- **Exercise data**
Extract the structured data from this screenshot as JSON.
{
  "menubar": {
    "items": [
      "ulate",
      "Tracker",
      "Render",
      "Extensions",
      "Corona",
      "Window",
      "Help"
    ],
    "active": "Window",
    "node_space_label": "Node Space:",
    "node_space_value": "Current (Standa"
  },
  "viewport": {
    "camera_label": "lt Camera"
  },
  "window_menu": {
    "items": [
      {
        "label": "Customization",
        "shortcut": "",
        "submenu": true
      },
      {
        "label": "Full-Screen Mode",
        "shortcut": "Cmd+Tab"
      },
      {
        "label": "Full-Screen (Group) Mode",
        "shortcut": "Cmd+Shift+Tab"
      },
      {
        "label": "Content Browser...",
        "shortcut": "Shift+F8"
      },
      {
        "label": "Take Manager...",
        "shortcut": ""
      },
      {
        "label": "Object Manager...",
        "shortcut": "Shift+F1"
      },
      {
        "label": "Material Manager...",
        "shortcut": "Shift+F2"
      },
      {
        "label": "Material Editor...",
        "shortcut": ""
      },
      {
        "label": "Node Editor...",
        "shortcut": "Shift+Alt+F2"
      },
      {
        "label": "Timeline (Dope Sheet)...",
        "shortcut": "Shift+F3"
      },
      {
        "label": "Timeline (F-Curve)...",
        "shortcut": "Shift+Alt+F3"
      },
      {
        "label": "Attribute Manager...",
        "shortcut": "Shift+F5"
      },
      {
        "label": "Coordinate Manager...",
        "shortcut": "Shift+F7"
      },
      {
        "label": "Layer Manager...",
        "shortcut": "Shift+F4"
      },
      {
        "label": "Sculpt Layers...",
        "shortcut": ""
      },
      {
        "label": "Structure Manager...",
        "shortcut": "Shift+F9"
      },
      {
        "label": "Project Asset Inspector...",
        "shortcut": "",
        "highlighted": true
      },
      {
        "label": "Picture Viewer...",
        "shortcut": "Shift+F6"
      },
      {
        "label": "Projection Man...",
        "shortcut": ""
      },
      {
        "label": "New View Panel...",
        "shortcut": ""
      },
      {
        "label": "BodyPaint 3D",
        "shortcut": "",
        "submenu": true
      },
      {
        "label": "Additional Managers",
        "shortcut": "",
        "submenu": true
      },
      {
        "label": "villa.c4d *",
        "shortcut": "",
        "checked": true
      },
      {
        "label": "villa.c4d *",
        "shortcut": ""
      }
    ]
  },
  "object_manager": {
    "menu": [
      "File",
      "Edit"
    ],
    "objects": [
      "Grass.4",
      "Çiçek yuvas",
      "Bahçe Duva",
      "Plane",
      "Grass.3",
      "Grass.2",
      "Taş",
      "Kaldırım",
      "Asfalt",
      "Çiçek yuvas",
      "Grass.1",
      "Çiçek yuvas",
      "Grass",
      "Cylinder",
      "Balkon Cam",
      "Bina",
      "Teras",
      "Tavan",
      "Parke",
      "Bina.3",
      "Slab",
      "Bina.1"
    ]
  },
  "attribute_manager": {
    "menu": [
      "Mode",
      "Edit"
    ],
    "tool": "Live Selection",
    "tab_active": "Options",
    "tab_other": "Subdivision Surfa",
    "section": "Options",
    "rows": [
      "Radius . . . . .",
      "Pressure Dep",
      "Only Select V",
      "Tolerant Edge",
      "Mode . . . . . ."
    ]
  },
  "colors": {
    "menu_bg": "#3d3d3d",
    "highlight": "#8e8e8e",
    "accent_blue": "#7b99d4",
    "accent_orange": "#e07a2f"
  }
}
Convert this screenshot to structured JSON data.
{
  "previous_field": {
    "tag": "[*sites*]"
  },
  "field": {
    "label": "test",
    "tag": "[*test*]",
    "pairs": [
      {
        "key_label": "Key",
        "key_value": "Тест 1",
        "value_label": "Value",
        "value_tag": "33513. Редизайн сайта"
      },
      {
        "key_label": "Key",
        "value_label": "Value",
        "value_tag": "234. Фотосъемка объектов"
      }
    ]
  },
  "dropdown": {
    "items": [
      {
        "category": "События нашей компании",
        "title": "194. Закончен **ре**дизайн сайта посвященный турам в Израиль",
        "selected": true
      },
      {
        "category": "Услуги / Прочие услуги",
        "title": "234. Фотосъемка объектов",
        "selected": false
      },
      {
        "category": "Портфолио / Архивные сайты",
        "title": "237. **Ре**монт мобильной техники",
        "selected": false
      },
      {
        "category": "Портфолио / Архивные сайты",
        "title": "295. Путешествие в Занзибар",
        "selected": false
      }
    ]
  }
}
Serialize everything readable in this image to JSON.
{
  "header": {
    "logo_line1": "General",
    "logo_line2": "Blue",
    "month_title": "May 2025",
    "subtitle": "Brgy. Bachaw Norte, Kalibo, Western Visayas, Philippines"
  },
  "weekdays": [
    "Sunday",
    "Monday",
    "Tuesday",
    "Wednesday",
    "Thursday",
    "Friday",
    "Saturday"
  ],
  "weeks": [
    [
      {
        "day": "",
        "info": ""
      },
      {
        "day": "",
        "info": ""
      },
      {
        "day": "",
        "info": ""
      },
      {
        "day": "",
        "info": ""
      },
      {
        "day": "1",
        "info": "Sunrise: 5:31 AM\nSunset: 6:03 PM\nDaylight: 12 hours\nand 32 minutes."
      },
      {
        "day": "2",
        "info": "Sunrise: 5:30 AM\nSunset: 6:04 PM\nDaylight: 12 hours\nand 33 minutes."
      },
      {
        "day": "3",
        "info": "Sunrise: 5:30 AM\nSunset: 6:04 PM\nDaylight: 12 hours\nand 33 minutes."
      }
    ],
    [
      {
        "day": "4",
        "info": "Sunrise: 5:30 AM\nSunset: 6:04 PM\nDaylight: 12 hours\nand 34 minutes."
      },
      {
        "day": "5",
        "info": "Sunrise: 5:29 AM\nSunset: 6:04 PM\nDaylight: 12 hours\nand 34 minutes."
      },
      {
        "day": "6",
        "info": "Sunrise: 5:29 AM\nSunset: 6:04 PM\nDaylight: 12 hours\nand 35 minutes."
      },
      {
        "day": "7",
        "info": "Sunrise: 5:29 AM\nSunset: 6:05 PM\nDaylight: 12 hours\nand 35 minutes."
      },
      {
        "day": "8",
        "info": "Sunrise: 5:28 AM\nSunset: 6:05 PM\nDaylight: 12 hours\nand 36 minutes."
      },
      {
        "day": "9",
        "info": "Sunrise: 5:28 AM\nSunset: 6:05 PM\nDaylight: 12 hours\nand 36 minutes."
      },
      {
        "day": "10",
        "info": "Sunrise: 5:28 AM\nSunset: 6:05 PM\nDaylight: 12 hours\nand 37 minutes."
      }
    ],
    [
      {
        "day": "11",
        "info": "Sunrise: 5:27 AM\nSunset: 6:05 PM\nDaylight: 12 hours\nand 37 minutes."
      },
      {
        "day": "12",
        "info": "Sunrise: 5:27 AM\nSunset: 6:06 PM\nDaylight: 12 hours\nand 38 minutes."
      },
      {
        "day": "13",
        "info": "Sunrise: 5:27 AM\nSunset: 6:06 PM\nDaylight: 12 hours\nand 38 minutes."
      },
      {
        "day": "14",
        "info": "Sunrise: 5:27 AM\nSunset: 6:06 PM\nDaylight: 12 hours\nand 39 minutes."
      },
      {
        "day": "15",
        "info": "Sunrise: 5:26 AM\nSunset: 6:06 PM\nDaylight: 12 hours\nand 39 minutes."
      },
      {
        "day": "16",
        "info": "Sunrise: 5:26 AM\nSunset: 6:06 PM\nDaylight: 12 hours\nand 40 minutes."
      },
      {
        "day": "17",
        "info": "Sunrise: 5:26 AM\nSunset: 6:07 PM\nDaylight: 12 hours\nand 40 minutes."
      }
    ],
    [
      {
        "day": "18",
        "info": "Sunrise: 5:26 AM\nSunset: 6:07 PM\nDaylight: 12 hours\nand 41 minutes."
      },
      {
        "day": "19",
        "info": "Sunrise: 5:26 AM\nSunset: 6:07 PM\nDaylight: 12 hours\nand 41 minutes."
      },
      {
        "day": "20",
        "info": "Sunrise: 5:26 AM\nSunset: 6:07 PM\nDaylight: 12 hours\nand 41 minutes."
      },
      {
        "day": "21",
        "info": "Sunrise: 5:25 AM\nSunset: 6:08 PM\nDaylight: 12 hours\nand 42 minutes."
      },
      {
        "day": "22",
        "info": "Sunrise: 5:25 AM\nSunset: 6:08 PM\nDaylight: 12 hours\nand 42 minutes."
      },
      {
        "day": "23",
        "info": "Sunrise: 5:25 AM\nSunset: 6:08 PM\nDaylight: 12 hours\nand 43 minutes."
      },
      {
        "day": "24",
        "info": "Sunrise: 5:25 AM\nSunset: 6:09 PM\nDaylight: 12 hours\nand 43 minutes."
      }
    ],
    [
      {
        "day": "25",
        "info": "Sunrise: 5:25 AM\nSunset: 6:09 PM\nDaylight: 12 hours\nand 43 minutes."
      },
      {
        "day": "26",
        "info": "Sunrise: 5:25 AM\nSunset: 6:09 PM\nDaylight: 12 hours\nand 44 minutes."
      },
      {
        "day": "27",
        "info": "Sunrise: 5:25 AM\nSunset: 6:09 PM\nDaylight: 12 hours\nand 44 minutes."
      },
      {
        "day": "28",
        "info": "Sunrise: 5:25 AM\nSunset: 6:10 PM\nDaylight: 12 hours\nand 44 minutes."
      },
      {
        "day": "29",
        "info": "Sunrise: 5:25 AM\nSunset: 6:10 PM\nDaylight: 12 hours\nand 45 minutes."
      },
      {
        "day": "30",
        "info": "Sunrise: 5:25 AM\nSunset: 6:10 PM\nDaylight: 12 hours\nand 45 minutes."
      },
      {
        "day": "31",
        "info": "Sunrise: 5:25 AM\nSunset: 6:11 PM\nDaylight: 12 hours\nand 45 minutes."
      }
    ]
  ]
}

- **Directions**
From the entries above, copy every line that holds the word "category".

- **Result of the exercise**
        "category": "События нашей компании",
        "category": "Услуги / Прочие услуги",
        "category": "Портфолио / Архивные сайты",
        "category": "Портфолио / Архивные сайты",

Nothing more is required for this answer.